(Data records for software interfaces)
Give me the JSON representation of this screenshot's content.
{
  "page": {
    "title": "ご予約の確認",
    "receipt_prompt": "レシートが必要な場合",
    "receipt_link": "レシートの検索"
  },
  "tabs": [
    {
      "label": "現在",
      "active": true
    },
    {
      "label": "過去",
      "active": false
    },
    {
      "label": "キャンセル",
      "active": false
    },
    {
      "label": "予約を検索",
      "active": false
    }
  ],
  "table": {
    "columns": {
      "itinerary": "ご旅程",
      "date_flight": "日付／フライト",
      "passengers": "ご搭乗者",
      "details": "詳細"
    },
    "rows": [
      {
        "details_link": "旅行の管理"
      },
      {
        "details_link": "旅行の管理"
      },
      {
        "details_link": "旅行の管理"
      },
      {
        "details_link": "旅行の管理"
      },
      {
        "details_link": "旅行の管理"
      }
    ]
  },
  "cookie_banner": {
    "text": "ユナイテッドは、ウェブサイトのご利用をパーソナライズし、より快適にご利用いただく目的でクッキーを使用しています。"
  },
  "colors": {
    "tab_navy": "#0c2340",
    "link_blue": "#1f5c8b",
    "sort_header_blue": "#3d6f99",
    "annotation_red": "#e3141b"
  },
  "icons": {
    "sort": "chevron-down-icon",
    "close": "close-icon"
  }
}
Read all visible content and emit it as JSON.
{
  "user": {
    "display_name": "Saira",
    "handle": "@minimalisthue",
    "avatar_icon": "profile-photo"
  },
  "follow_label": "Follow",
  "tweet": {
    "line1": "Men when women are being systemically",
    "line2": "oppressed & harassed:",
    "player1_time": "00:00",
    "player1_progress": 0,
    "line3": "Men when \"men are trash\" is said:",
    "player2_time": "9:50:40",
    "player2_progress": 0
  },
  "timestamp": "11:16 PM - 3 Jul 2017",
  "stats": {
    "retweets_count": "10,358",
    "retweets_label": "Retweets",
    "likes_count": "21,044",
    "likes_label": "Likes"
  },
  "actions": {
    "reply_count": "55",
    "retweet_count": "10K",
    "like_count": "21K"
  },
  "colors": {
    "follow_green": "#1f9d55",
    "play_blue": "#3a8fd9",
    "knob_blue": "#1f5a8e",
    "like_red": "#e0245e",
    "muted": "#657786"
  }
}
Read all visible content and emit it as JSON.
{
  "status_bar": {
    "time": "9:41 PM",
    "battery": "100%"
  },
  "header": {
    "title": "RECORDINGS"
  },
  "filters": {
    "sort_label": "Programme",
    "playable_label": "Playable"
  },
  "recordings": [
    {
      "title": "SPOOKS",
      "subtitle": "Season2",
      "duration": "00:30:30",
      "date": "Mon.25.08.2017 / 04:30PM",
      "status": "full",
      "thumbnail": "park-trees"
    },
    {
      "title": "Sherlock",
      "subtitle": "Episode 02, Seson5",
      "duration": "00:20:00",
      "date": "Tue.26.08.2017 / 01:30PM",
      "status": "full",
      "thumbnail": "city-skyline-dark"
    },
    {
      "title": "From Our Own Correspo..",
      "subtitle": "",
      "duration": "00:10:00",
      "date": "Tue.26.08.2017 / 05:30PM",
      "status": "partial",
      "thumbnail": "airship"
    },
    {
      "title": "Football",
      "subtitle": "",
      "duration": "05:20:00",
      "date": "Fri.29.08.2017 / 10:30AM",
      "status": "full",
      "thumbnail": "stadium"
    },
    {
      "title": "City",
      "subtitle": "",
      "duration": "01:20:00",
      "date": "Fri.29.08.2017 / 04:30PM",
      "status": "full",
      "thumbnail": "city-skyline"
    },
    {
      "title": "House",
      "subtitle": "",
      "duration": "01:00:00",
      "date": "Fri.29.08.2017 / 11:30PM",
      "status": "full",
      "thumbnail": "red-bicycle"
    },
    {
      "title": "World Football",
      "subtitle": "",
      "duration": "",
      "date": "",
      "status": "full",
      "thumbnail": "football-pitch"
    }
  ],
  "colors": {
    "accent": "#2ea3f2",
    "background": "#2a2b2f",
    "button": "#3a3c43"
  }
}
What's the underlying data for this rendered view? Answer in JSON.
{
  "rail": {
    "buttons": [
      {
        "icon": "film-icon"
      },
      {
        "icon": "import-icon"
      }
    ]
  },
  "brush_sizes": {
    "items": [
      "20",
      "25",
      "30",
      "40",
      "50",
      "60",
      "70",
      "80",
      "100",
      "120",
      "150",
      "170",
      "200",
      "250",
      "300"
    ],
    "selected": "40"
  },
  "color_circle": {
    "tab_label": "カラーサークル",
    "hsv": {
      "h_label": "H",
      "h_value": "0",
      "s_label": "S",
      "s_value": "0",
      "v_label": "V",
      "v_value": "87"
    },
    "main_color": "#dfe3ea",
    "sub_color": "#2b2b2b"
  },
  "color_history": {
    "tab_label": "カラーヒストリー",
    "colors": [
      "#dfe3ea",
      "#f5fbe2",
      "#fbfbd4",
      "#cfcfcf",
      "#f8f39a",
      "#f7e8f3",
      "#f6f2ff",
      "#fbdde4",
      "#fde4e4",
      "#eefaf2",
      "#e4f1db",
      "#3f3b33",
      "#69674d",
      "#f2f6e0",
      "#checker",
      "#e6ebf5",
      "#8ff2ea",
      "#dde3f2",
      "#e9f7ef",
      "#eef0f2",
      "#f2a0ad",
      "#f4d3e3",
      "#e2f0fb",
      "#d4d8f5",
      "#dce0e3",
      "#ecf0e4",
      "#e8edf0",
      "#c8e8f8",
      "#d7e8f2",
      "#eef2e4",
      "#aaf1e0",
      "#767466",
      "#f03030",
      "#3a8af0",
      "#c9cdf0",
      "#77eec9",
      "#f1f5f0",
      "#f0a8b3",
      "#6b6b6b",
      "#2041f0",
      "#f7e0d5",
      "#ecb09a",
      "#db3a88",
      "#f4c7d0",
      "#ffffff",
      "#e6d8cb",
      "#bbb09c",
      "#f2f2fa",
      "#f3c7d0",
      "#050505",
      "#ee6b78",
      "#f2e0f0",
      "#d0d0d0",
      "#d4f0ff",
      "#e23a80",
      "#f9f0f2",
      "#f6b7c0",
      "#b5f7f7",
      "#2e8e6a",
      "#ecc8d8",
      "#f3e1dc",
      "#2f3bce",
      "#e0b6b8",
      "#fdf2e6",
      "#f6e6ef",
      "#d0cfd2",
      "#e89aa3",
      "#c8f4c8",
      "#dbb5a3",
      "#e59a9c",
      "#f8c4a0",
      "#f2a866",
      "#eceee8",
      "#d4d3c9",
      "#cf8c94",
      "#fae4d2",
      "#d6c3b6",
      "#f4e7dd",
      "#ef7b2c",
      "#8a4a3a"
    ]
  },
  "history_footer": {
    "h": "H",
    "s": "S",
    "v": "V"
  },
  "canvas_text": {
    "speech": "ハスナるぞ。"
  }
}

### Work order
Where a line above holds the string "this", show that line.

### Your response
Give me the JSON representation of this screenshot's content.
What's the underlying data for this rendered view? Answer in JSON.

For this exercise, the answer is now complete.